History and traditions

A tradition of breaking with tradition

Since 1890, UChicago has followed a distinctively different path. Our founders defined what they believed would build an enduring legacy: a commitment to rigorous academics for people of all backgrounds.

Unbound by convention

Since its inception, the University has blurred the lines between traditional disciplines. Students, faculty, and scholars collaborate across fields to solve complex questions and uncover new knowledge.

Distinctive Core curriculum

Through sequences in the humanities, social sciences, and physical and biological sciences, as well as the historical development of civilizations, our students engage with the language, questions, and methods that characterize broad fields of inquiry.

The University of Chicago, from its very inception, has been driven by a singular focus on inquiry.

—Robert J. Zimmer, Chancellor Emeritus of the University of Chicago

In a 1902 lecture, founding president William Rainey Harper reminded his audience that “complete freedom of speech on all subjects has from the beginning been regarded as fundamental.”

The 217-acre Hyde Park campus is a designated botanic garden.
Trees and flowers on campus

Often described as an oasis in the city of Chicago, the original campus was designed as an interconnected academic village linked by quadrangles.

The core campus was modeled after the English Gothic architectural style used at Oxford, complete with towers, spires, cloisters, elaborate ironwork, and grotesques.

Physicist Albert A. Michelson became the first American and first UChicago scholar to win a Nobel Prize in the sciences in 1907.



Our motto

The University’s coat of arms bears a phoenix emerging from flames and the Latin motto: Crescat scientia; vita excolatur, or “Let knowledge grow from more to more; and so be human life enriched.”
Maroons Cheer

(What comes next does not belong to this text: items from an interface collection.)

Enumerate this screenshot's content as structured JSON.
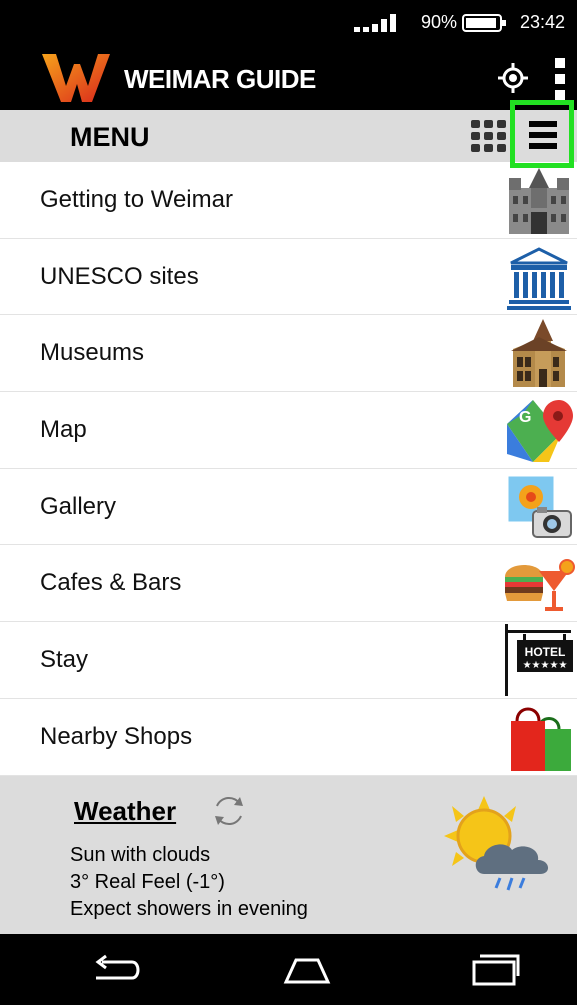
{
  "status": {
    "battery": "90%",
    "time": "23:42"
  },
  "header": {
    "title": "WEIMAR GUIDE"
  },
  "menu": {
    "title": "MENU"
  },
  "items": [
    {
      "label": "Getting to Weimar",
      "icon": "castle-icon"
    },
    {
      "label": "UNESCO sites",
      "icon": "unesco-icon"
    },
    {
      "label": "Museums",
      "icon": "museum-building-icon"
    },
    {
      "label": "Map",
      "icon": "google-maps-icon"
    },
    {
      "label": "Gallery",
      "icon": "photo-gallery-icon"
    },
    {
      "label": "Cafes & Bars",
      "icon": "burger-cocktail-icon"
    },
    {
      "label": "Stay",
      "icon": "hotel-sign-icon"
    },
    {
      "label": "Nearby Shops",
      "icon": "shopping-bags-icon"
    }
  ],
  "weather": {
    "title": "Weather",
    "condition": "Sun with clouds",
    "temp": "3° Real Feel (-1°)",
    "forecast": "Expect showers in evening"
  },
  "colors": {
    "highlight": "#22e022",
    "accent": "#e8601c"
  }
}
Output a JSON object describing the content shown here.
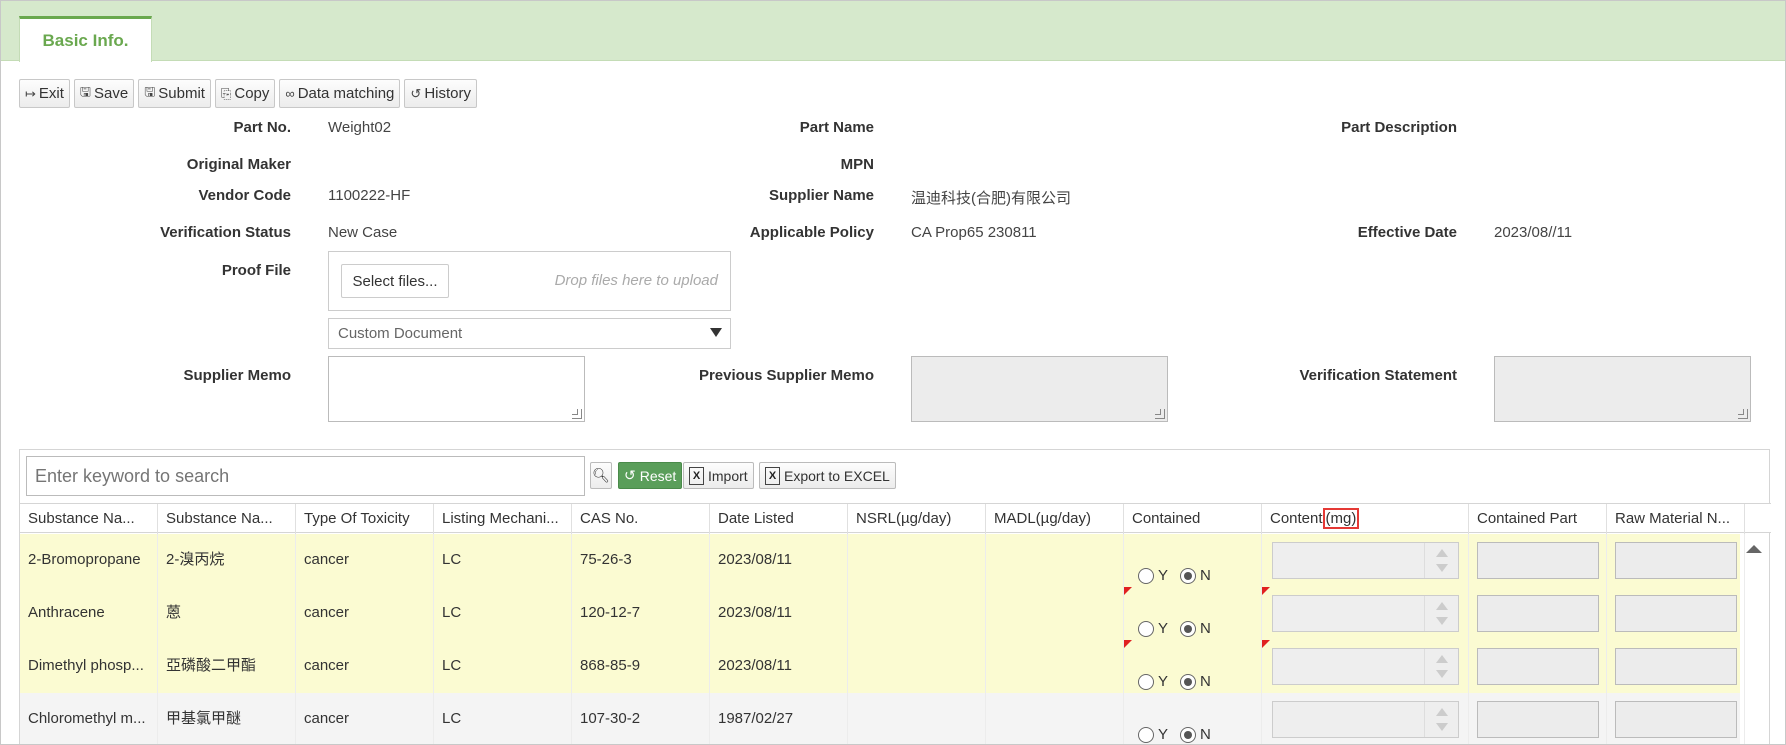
{
  "tabs": [
    {
      "label": "Basic Info."
    }
  ],
  "toolbar": {
    "exit": "Exit",
    "save": "Save",
    "submit": "Submit",
    "copy": "Copy",
    "data_matching": "Data matching",
    "history": "History"
  },
  "form": {
    "part_no_label": "Part No.",
    "part_no": "Weight02",
    "part_name_label": "Part Name",
    "part_name": "",
    "part_desc_label": "Part Description",
    "part_desc": "",
    "original_maker_label": "Original Maker",
    "original_maker": "",
    "mpn_label": "MPN",
    "mpn": "",
    "vendor_code_label": "Vendor Code",
    "vendor_code": "1100222-HF",
    "supplier_name_label": "Supplier Name",
    "supplier_name": "温迪科技(合肥)有限公司",
    "verification_status_label": "Verification Status",
    "verification_status": "New Case",
    "applicable_policy_label": "Applicable Policy",
    "applicable_policy": "CA Prop65 230811",
    "effective_date_label": "Effective Date",
    "effective_date": "2023/08//11",
    "proof_file_label": "Proof File",
    "select_files": "Select files...",
    "drop_hint": "Drop files here to upload",
    "document_type": "Custom Document",
    "supplier_memo_label": "Supplier Memo",
    "prev_supplier_memo_label": "Previous Supplier Memo",
    "verification_statement_label": "Verification Statement"
  },
  "grid": {
    "search_placeholder": "Enter keyword to search",
    "reset": "Reset",
    "import": "Import",
    "export": "Export to EXCEL",
    "columns": {
      "c1": "Substance Na...",
      "c2": "Substance Na...",
      "c3": "Type Of Toxicity",
      "c4": "Listing Mechani...",
      "c5": "CAS No.",
      "c6": "Date Listed",
      "c7": "NSRL(µg/day)",
      "c8": "MADL(µg/day)",
      "c9": "Contained",
      "c10_prefix": "Content",
      "c10_unit": "(mg)",
      "c11": "Contained Part",
      "c12": "Raw Material N..."
    },
    "radio_y": "Y",
    "radio_n": "N",
    "rows": [
      {
        "name_en": "2-Bromopropane",
        "name_zh": "2-溴丙烷",
        "toxicity": "cancer",
        "mechanism": "LC",
        "cas": "75-26-3",
        "date": "2023/08/11",
        "nsrl": "",
        "madl": "",
        "contained": "N"
      },
      {
        "name_en": "Anthracene",
        "name_zh": "蒽",
        "toxicity": "cancer",
        "mechanism": "LC",
        "cas": "120-12-7",
        "date": "2023/08/11",
        "nsrl": "",
        "madl": "",
        "contained": "N"
      },
      {
        "name_en": "Dimethyl phosp...",
        "name_zh": "亞磷酸二甲酯",
        "toxicity": "cancer",
        "mechanism": "LC",
        "cas": "868-85-9",
        "date": "2023/08/11",
        "nsrl": "",
        "madl": "",
        "contained": "N"
      },
      {
        "name_en": "Chloromethyl m...",
        "name_zh": "甲基氯甲醚",
        "toxicity": "cancer",
        "mechanism": "LC",
        "cas": "107-30-2",
        "date": "1987/02/27",
        "nsrl": "",
        "madl": "",
        "contained": "N"
      }
    ]
  },
  "colors": {
    "accent": "#6aa84f",
    "tabbar": "#d6e9cc",
    "highlight_row": "#fbfbd2",
    "flag": "#e02020"
  }
}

The Maroons

In 1894, maroon became the University’s official color and “the Maroons” its nickname.
Phoenix Mascot

The phoenix

The phoenix, a mythical bird that is reborn from its ashes, is our official mascot and was incorporated into the University seal in 1910. The choice of the phoenix refers to the Great Chicago Fire of 1871 and the subsequent "rebirth" of the city out of the ashes.


Over history, the University has developed time-honored traditions and customs that are unique to UChicago.

Aims Lear

Aims of Education Address



Harper Lecture

Harper Lectures


Latke-Hamantash Debate

Ryerson Lecture

Ryerson Lecture

Scav Hunt

Scav Hunt